In the latter part of Dorothy and the Wizard, Oz gets to explain himself to Princess Ozma, the very child he had stolen (though no one has the effrontery to bring that up here):
“One day my balloon ran away with me and brought me across the deserts to this beautiful country. When the people saw me come from the sky they naturally thought me some superior creature, and bowed down before me. I told them I was a Wizard, and showed them some easy tricks that amazed them; and when they saw the initials [O.Z.] painted on the balloon they called me Oz.”Some of this history is reflected in the new movie, Oz the Great and Powerful:
“Now I begin to understand,” said the Princess, smiling.
“At that time,” continued the Wizard, busily eating his soup while talking, “there were four separate countries in this Land, each one of the four being ruled by a Witch. But the people thought my power was greater than that of the Witches; and perhaps the Witches thought so too, for they never dared oppose me. I ordered the Emerald City to be built just where the four countries cornered together, and when it was completed I announced myself the Ruler of the Land of Oz, which included all the four countries of the Munchkins, the Gillikins, the Winkies and the Quadlings. Over this Land I ruled in peace for many years, until I grew old and longed to see my native city once again. So when Dorothy was first blown to this place by a cyclone I arranged to go away with her in a balloon; but the balloon escaped too soon and carried me back alone. . . .”
“That is quite a history,” said Ozma; “but there is a little more history about the Land of Oz that you do not seem to understand—perhaps for the reason that no one ever told it you.
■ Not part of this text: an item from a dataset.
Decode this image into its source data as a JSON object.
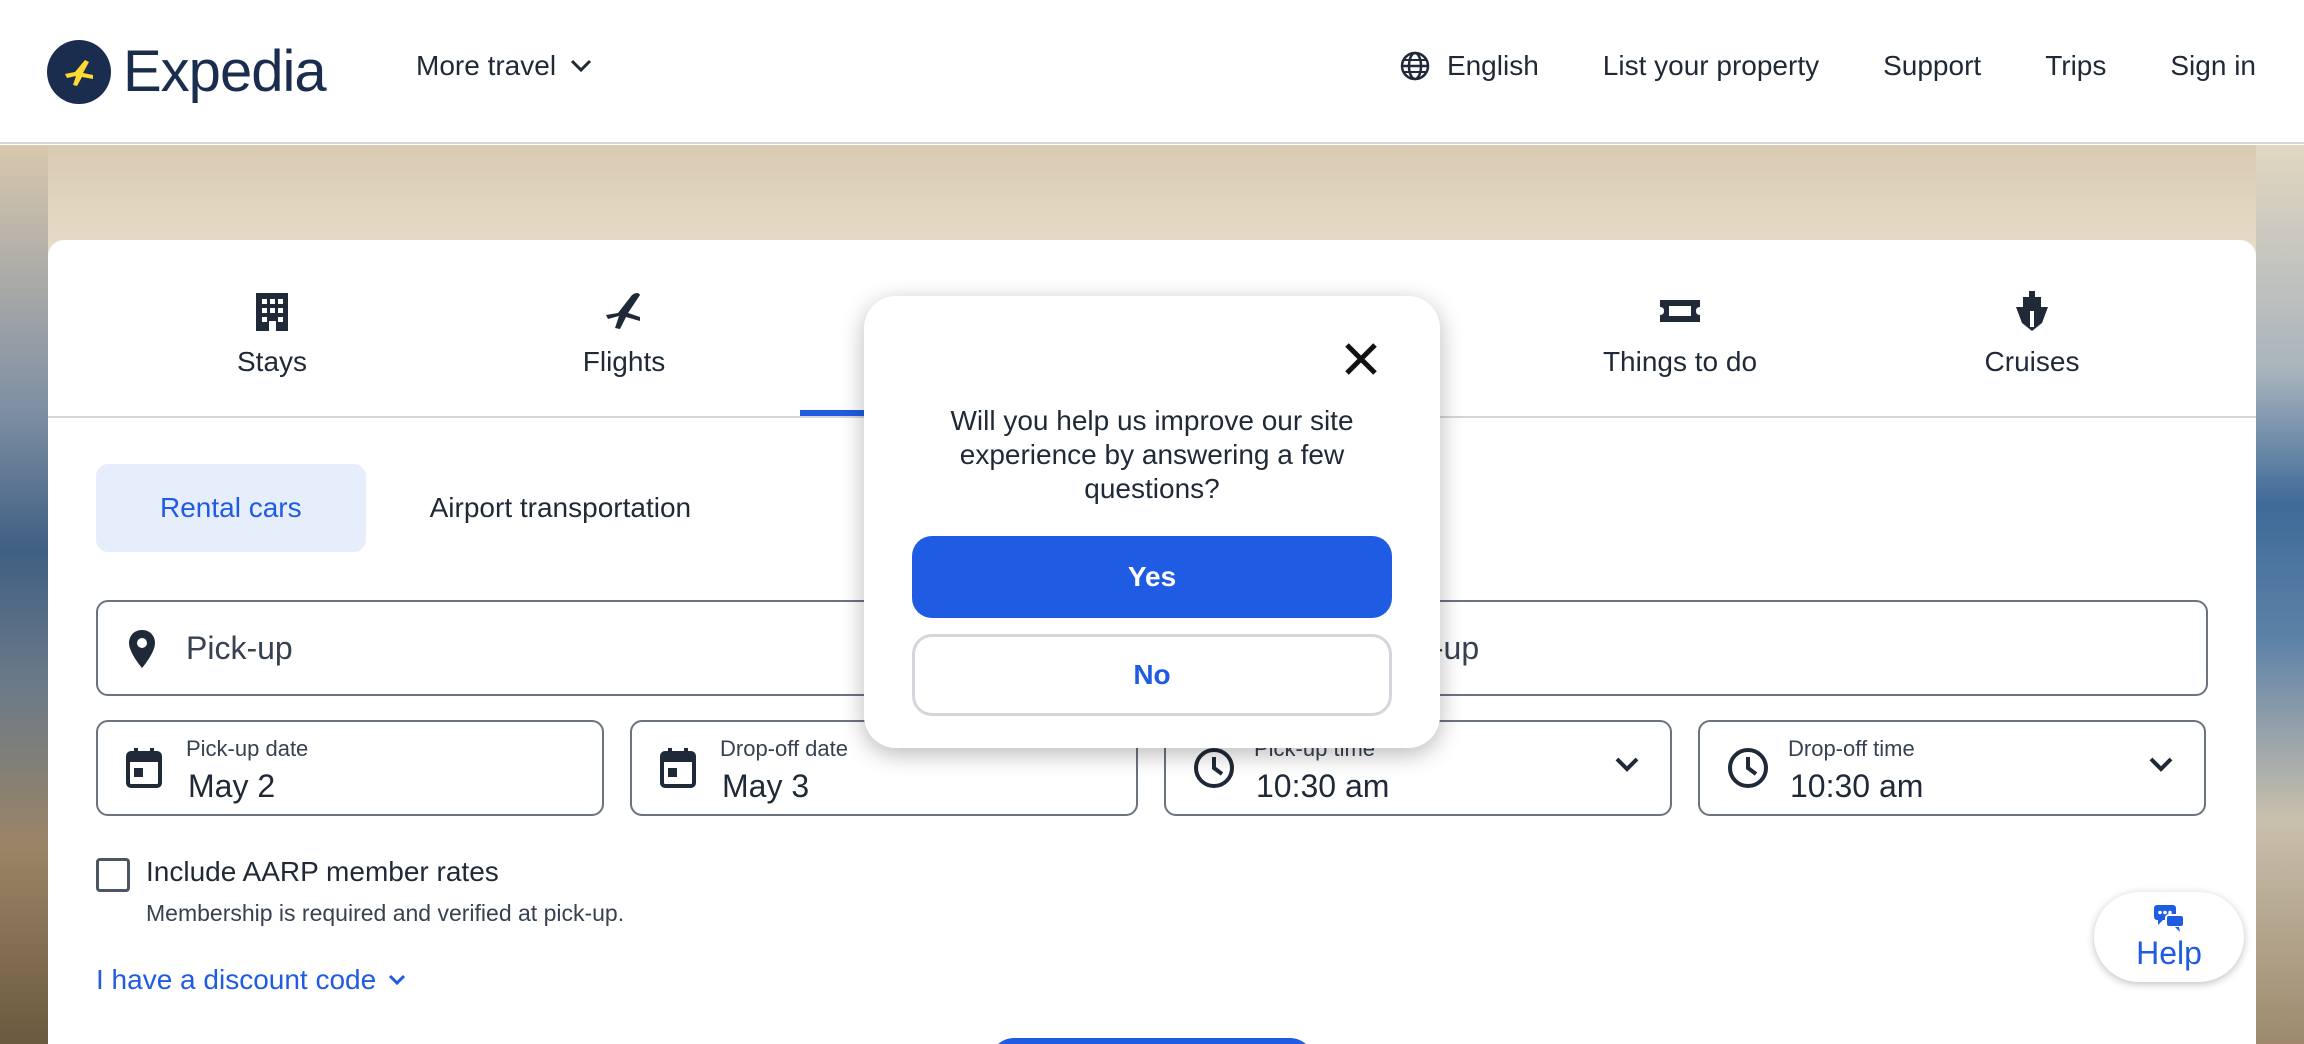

Many years before you came here this Land was united under one Ruler, as it is now, and the Ruler’s name was always ‘Oz,’ which means in our language ‘Great and Good’; or, if the Ruler happened to be a woman, her name was always ‘Ozma.’ But once upon a time four Witches leagued together to depose the king and rule the four parts of the kingdom themselves; so when the Ruler, my grandfather, was hunting one day, one Wicked Witch named Mombi stole him and carried him away, keeping him a close prisoner. Then the Witches divided up the kingdom, and ruled the four parts of it until you came here. That was why the people were so glad to see you, and why they thought from your initials that you were their rightful ruler.”
“But, at that time,” said the Wizard, thoughtfully, “there were two Good Witches and two Wicked Witches ruling in the land.”
“Yes,” replied Ozma, “because a good Witch had conquered Mombi in the North and Glinda the Good had conquered the evil Witch in the South. But Mombi was still my grandfather’s jailor, and afterward my father’s jailor. When I was born she transformed me into a boy, hoping that no one would ever recognize me and know that I was the rightful Princess of the Land of Oz. But I escaped from her and am now the Ruler of my people.”
“I am very glad of that,” said the Wizard, “and hope you will consider me one of your most faithful and devoted subjects.”
“We owe a great deal to the Wonderful Wizard,” continued the Princess, “for it was you who built this splendid Emerald City.”
“Your people built it,” he answered. “I only bossed the job, as we say in Omaha.”
- the Wizard’s full name, with its embarrassing later initials spelling out “PINHEAD.”
- the assumption that the Wizard must be the land’s savior if he comes from the sky in a balloon bearing the letters OZ.
- the notion that the Wizard landed in the midst of a fight among the land’s witches.
However, in the new movie the Emerald City is already built, and green instead of made so by green glasses—all the better to bring up memories of the city in the 1939 MGM movie.